Records provided |
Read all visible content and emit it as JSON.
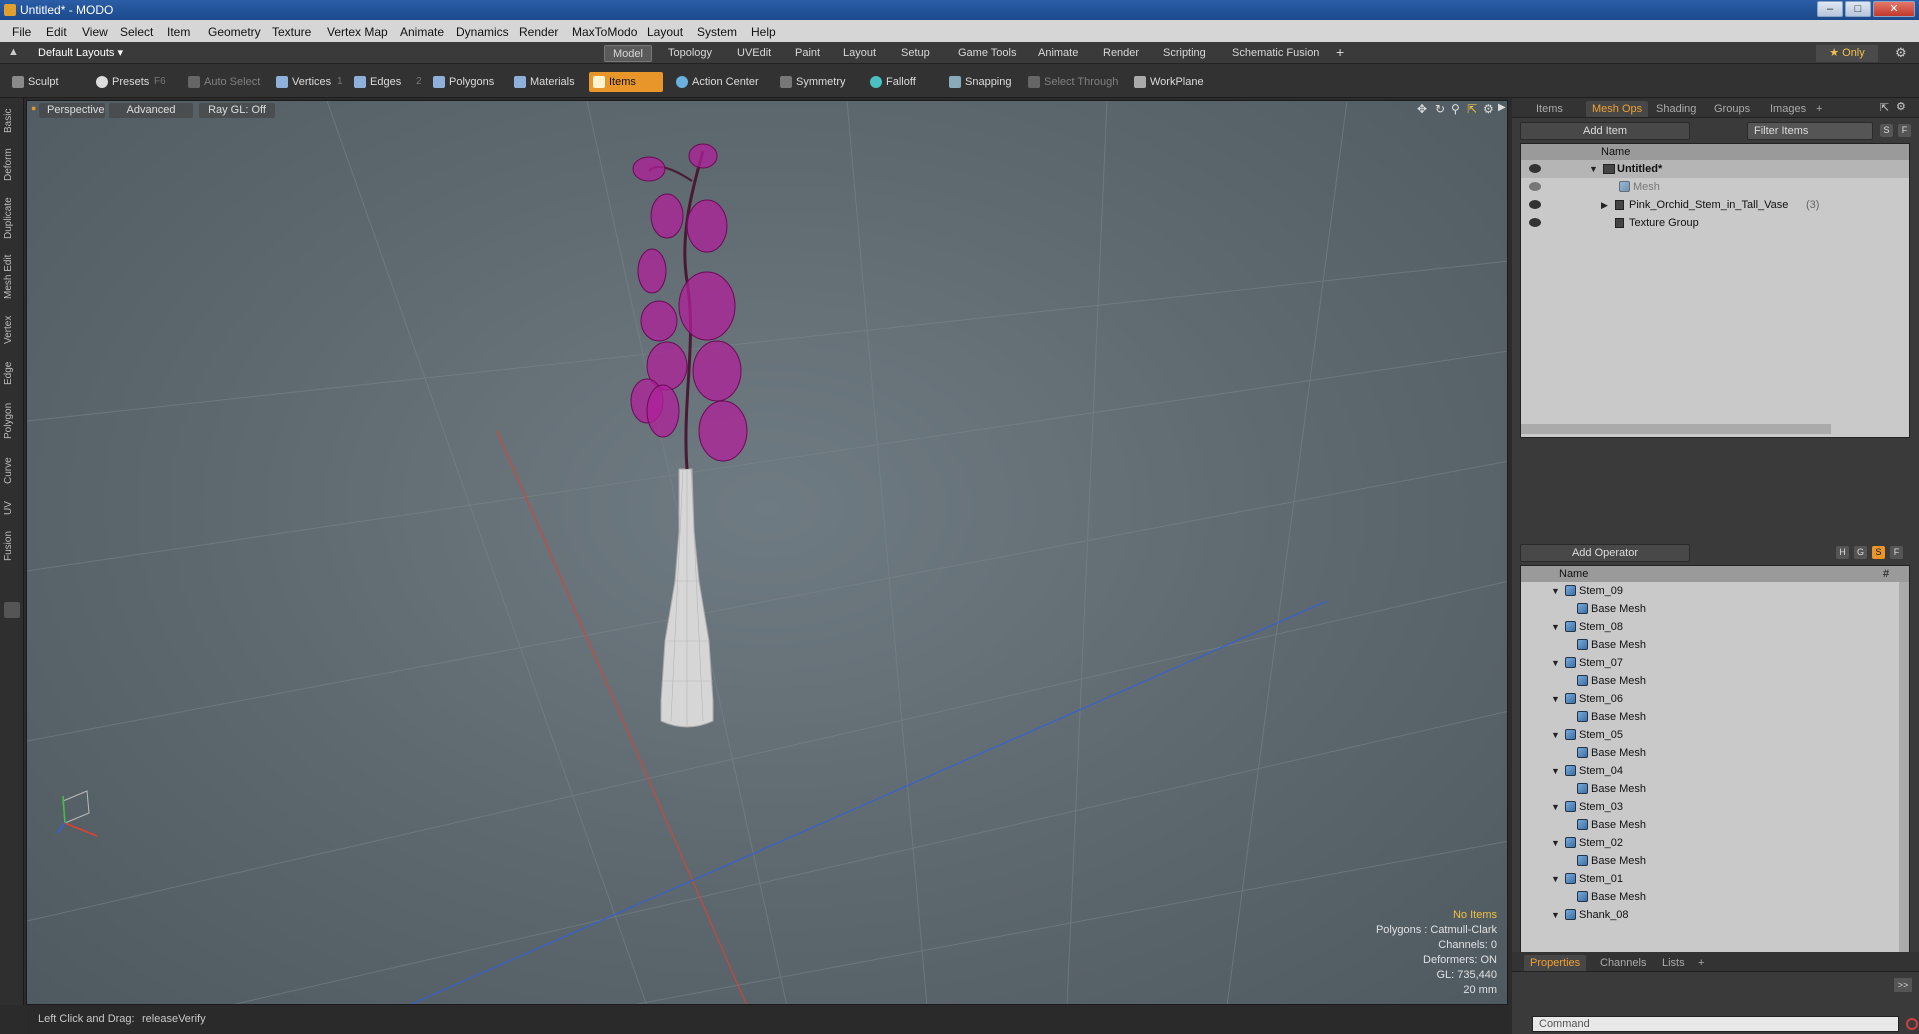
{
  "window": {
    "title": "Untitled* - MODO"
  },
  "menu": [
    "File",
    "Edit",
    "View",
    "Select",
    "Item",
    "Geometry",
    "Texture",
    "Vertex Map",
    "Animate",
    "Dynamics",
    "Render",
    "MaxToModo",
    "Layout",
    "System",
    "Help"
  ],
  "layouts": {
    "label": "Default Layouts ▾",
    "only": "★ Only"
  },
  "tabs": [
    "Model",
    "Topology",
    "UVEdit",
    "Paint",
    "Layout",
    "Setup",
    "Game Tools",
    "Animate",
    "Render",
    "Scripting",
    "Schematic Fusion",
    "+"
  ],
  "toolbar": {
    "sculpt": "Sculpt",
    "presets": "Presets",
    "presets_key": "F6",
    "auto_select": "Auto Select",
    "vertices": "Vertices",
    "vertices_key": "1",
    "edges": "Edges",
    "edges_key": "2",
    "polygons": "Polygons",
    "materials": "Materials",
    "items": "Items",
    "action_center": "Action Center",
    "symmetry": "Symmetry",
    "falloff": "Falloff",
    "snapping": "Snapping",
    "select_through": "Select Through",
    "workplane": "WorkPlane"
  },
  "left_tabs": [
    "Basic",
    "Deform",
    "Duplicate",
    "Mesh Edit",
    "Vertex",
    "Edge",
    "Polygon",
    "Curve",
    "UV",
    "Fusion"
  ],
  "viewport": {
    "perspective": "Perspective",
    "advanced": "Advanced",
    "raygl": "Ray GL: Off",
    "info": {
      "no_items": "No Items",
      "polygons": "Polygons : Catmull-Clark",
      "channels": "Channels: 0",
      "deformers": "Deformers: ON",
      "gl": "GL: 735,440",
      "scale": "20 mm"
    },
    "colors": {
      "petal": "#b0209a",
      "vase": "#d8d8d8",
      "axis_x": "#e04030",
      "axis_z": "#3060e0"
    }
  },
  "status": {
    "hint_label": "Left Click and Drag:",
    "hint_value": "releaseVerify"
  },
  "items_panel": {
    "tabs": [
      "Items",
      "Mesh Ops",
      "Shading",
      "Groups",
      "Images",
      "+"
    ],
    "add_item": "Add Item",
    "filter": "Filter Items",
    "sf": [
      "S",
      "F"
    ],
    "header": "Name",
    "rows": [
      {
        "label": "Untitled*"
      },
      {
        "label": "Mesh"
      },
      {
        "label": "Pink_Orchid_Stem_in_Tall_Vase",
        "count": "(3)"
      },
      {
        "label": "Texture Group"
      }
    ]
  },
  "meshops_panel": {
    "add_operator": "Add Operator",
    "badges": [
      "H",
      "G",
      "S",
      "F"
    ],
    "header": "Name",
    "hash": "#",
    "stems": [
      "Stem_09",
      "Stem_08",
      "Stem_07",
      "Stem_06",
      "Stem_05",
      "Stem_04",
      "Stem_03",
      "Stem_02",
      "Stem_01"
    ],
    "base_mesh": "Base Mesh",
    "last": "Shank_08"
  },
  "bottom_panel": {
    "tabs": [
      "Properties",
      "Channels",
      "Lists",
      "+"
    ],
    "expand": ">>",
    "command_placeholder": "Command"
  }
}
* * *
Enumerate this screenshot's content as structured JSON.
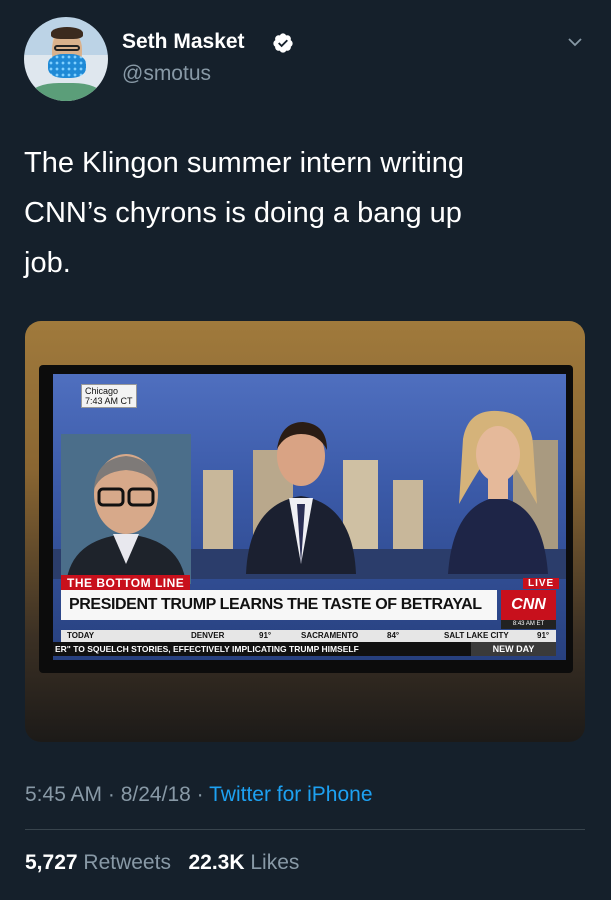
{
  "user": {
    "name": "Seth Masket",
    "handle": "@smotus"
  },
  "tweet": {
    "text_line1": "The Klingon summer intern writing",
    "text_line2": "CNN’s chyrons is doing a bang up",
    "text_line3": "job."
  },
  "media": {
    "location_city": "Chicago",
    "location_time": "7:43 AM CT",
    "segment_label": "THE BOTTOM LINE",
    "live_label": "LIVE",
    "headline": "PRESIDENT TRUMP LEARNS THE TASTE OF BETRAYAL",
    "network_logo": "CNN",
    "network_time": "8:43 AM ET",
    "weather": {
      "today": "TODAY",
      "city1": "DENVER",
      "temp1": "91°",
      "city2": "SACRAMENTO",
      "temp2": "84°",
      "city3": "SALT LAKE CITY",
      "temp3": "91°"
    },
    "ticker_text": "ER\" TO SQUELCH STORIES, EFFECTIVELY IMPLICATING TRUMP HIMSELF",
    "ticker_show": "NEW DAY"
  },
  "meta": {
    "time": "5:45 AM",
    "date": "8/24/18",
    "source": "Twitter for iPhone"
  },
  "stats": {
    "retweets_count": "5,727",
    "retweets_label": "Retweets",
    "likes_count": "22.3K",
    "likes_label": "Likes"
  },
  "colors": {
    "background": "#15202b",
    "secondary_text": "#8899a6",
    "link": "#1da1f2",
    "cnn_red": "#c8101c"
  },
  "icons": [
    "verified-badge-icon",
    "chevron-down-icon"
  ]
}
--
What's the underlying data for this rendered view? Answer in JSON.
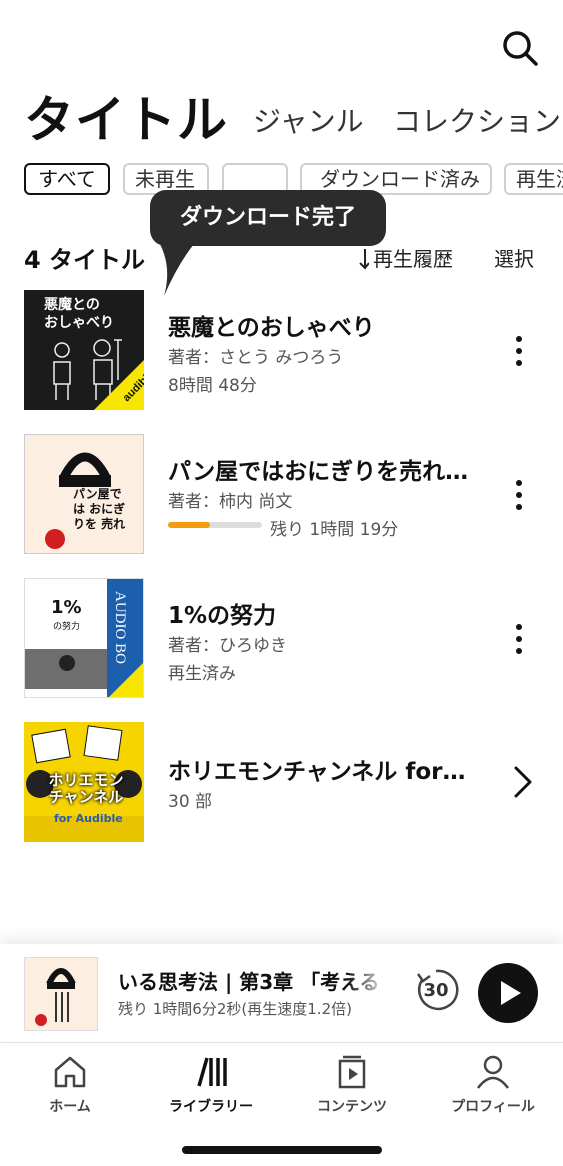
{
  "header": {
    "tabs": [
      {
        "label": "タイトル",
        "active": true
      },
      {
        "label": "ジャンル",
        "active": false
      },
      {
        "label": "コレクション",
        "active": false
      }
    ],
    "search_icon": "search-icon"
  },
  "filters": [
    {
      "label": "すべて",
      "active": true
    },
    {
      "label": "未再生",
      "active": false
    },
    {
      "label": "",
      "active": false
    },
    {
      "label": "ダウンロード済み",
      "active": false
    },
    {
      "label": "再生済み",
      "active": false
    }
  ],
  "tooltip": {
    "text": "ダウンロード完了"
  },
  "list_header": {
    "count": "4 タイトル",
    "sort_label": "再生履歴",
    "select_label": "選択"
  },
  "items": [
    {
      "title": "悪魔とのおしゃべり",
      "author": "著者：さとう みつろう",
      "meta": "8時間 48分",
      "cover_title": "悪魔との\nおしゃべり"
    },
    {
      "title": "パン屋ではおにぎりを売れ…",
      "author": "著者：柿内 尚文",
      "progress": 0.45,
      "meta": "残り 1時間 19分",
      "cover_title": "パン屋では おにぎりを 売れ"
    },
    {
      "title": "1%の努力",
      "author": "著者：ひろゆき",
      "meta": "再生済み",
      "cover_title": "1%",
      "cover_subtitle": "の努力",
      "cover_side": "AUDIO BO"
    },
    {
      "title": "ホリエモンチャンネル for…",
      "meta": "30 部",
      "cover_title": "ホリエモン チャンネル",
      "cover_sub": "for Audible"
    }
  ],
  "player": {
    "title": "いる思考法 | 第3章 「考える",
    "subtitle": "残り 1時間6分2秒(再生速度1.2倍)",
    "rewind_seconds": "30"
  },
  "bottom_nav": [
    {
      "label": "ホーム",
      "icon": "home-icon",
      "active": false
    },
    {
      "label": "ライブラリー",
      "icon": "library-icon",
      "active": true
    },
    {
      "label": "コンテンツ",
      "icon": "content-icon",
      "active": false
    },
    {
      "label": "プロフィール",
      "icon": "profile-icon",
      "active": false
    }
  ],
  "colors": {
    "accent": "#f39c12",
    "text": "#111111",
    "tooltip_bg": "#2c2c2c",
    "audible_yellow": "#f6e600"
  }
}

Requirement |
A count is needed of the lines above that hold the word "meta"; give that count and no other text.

Task answer |
5